- [The data]:
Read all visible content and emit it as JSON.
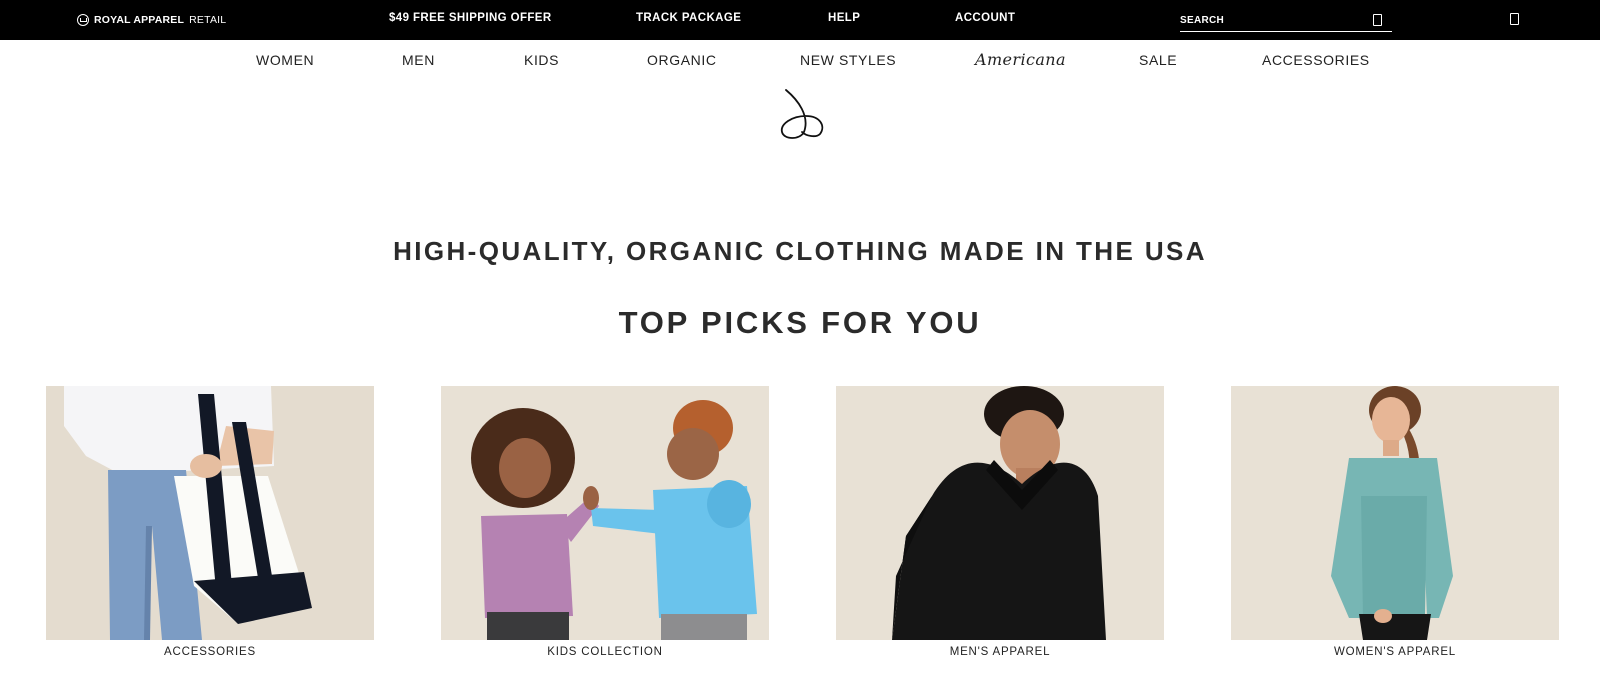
{
  "topbar": {
    "brand_bold": "ROYAL APPAREL",
    "brand_rest": "RETAIL",
    "links": {
      "shipping": "$49 FREE SHIPPING OFFER",
      "track": "TRACK PACKAGE",
      "help": "HELP",
      "account": "ACCOUNT"
    },
    "search_placeholder": "SEARCH",
    "icons": {
      "logo": "crown-logo-icon",
      "search": "search-icon",
      "cart": "cart-icon"
    }
  },
  "nav": {
    "women": "WOMEN",
    "men": "MEN",
    "kids": "KIDS",
    "organic": "ORGANIC",
    "new_styles": "NEW STYLES",
    "americana": "Americana",
    "sale": "SALE",
    "accessories": "ACCESSORIES"
  },
  "decor": {
    "icon": "swirl-logo-icon"
  },
  "main": {
    "tagline": "HIGH-QUALITY, ORGANIC CLOTHING MADE IN THE USA",
    "section_title": "TOP PICKS FOR YOU",
    "tiles": [
      {
        "label": "ACCESSORIES"
      },
      {
        "label": "KIDS COLLECTION"
      },
      {
        "label": "MEN'S APPAREL"
      },
      {
        "label": "WOMEN'S APPAREL"
      }
    ]
  },
  "colors": {
    "topbar_bg": "#000000",
    "text": "#222222",
    "photo_wall": "#e7e0d4"
  }
}
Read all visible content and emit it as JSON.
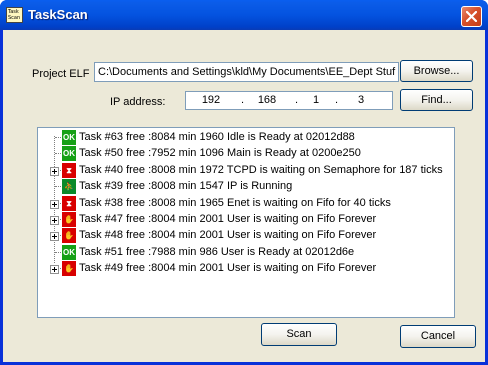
{
  "window": {
    "title": "TaskScan",
    "icon_text_line1": "Task",
    "icon_text_line2": "Scan"
  },
  "project_elf": {
    "label": "Project ELF",
    "value": "C:\\Documents and Settings\\kld\\My Documents\\EE_Dept Stuf",
    "browse_label": "Browse..."
  },
  "ip": {
    "label": "IP address:",
    "octets": [
      "192",
      "168",
      "1",
      "3"
    ],
    "find_label": "Find..."
  },
  "tasks": [
    {
      "icon": "ok-icon",
      "icon_text": "OK",
      "expandable": false,
      "text": "Task #63 free :8084 min 1960 Idle is Ready at 02012d88"
    },
    {
      "icon": "ok-icon",
      "icon_text": "OK",
      "expandable": false,
      "text": "Task #50 free :7952 min 1096 Main is Ready at 0200e250"
    },
    {
      "icon": "hourglass-icon",
      "icon_text": "⧗",
      "expandable": true,
      "text": "Task #40 free :8008 min 1972 TCPD is waiting on Semaphore for 187 ticks"
    },
    {
      "icon": "running-icon",
      "icon_text": "⛹",
      "expandable": false,
      "text": "Task #39 free :8008 min 1547 IP is Running"
    },
    {
      "icon": "hourglass-icon",
      "icon_text": "⧗",
      "expandable": true,
      "text": "Task #38 free :8008 min 1965 Enet is waiting on Fifo for 40 ticks"
    },
    {
      "icon": "hand-icon",
      "icon_text": "✋",
      "expandable": true,
      "text": "Task #47 free :8004 min 2001 User is waiting on Fifo Forever"
    },
    {
      "icon": "hand-icon",
      "icon_text": "✋",
      "expandable": true,
      "text": "Task #48 free :8004 min 2001 User is waiting on Fifo Forever"
    },
    {
      "icon": "ok-icon",
      "icon_text": "OK",
      "expandable": false,
      "text": "Task #51 free :7988 min 986 User is Ready at 02012d6e"
    },
    {
      "icon": "hand-icon",
      "icon_text": "✋",
      "expandable": true,
      "text": "Task #49 free :8004 min 2001 User is waiting on Fifo Forever"
    }
  ],
  "buttons": {
    "scan": "Scan",
    "cancel": "Cancel"
  },
  "colors": {
    "titlebar": "#0453e0",
    "close_button": "#d6502b",
    "dialog_bg": "#ece9d8",
    "ok_icon": "#16a016",
    "wait_icon": "#d80000"
  }
}
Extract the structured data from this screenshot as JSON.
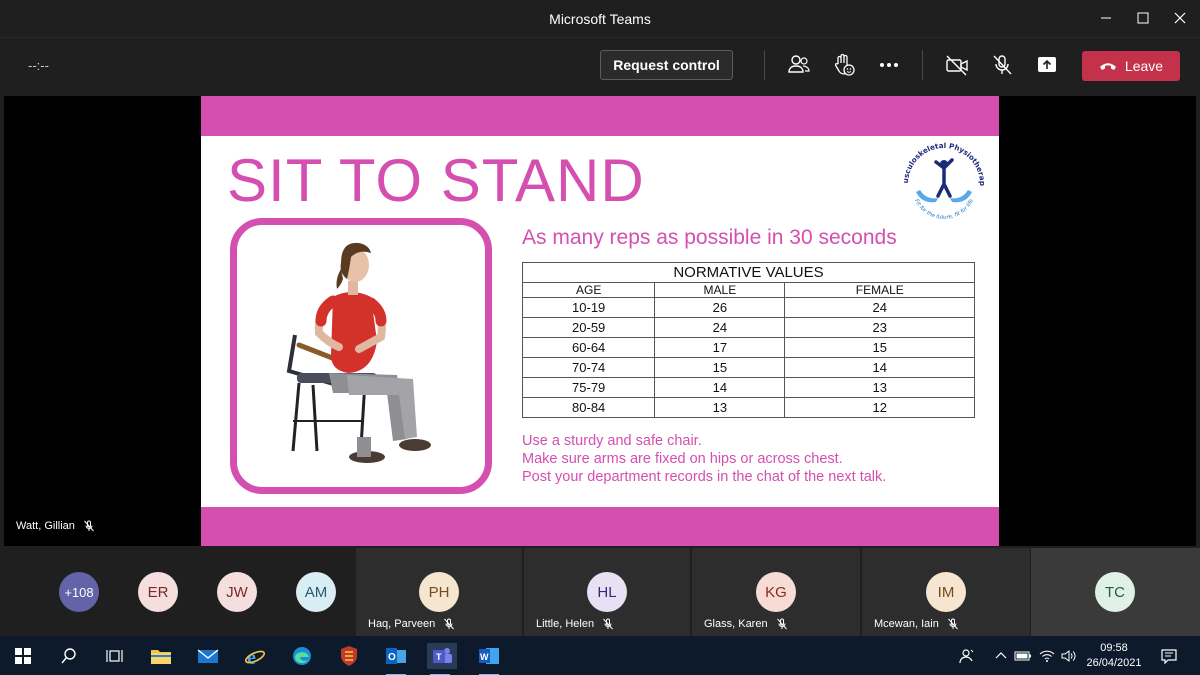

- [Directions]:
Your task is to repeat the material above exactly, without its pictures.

- [Task response]:
Read all visible content and emit it as JSON.
{
  "topbar": {
    "brand_bold": "ROYAL APPAREL",
    "brand_rest": "RETAIL",
    "links": {
      "shipping": "$49 FREE SHIPPING OFFER",
      "track": "TRACK PACKAGE",
      "help": "HELP",
      "account": "ACCOUNT"
    },
    "search_placeholder": "SEARCH",
    "icons": {
      "logo": "crown-logo-icon",
      "search": "search-icon",
      "cart": "cart-icon"
    }
  },
  "nav": {
    "women": "WOMEN",
    "men": "MEN",
    "kids": "KIDS",
    "organic": "ORGANIC",
    "new_styles": "NEW STYLES",
    "americana": "Americana",
    "sale": "SALE",
    "accessories": "ACCESSORIES"
  },
  "decor": {
    "icon": "swirl-logo-icon"
  },
  "main": {
    "tagline": "HIGH-QUALITY, ORGANIC CLOTHING MADE IN THE USA",
    "section_title": "TOP PICKS FOR YOU",
    "tiles": [
      {
        "label": "ACCESSORIES"
      },
      {
        "label": "KIDS COLLECTION"
      },
      {
        "label": "MEN'S APPAREL"
      },
      {
        "label": "WOMEN'S APPAREL"
      }
    ]
  },
  "colors": {
    "topbar_bg": "#000000",
    "text": "#222222",
    "photo_wall": "#e7e0d4"
  }
}
Read all visible content and emit it as JSON.
{
  "window": {
    "title": "TaskScan",
    "icon_text_line1": "Task",
    "icon_text_line2": "Scan"
  },
  "project_elf": {
    "label": "Project ELF",
    "value": "C:\\Documents and Settings\\kld\\My Documents\\EE_Dept Stuf",
    "browse_label": "Browse..."
  },
  "ip": {
    "label": "IP address:",
    "octets": [
      "192",
      "168",
      "1",
      "3"
    ],
    "find_label": "Find..."
  },
  "tasks": [
    {
      "icon": "ok-icon",
      "icon_text": "OK",
      "expandable": false,
      "text": "Task #63 free :8084 min 1960 Idle is Ready at 02012d88"
    },
    {
      "icon": "ok-icon",
      "icon_text": "OK",
      "expandable": false,
      "text": "Task #50 free :7952 min 1096 Main is Ready at 0200e250"
    },
    {
      "icon": "hourglass-icon",
      "icon_text": "⧗",
      "expandable": true,
      "text": "Task #40 free :8008 min 1972 TCPD is waiting on Semaphore for 187 ticks"
    },
    {
      "icon": "running-icon",
      "icon_text": "⛹",
      "expandable": false,
      "text": "Task #39 free :8008 min 1547 IP is Running"
    },
    {
      "icon": "hourglass-icon",
      "icon_text": "⧗",
      "expandable": true,
      "text": "Task #38 free :8008 min 1965 Enet is waiting on Fifo for 40 ticks"
    },
    {
      "icon": "hand-icon",
      "icon_text": "✋",
      "expandable": true,
      "text": "Task #47 free :8004 min 2001 User is waiting on Fifo Forever"
    },
    {
      "icon": "hand-icon",
      "icon_text": "✋",
      "expandable": true,
      "text": "Task #48 free :8004 min 2001 User is waiting on Fifo Forever"
    },
    {
      "icon": "ok-icon",
      "icon_text": "OK",
      "expandable": false,
      "text": "Task #51 free :7988 min 986 User is Ready at 02012d6e"
    },
    {
      "icon": "hand-icon",
      "icon_text": "✋",
      "expandable": true,
      "text": "Task #49 free :8004 min 2001 User is waiting on Fifo Forever"
    }
  ],
  "buttons": {
    "scan": "Scan",
    "cancel": "Cancel"
  },
  "colors": {
    "titlebar": "#0453e0",
    "close_button": "#d6502b",
    "dialog_bg": "#ece9d8",
    "ok_icon": "#16a016",
    "wait_icon": "#d80000"
  }
}
Extract the structured data from this screenshot as JSON.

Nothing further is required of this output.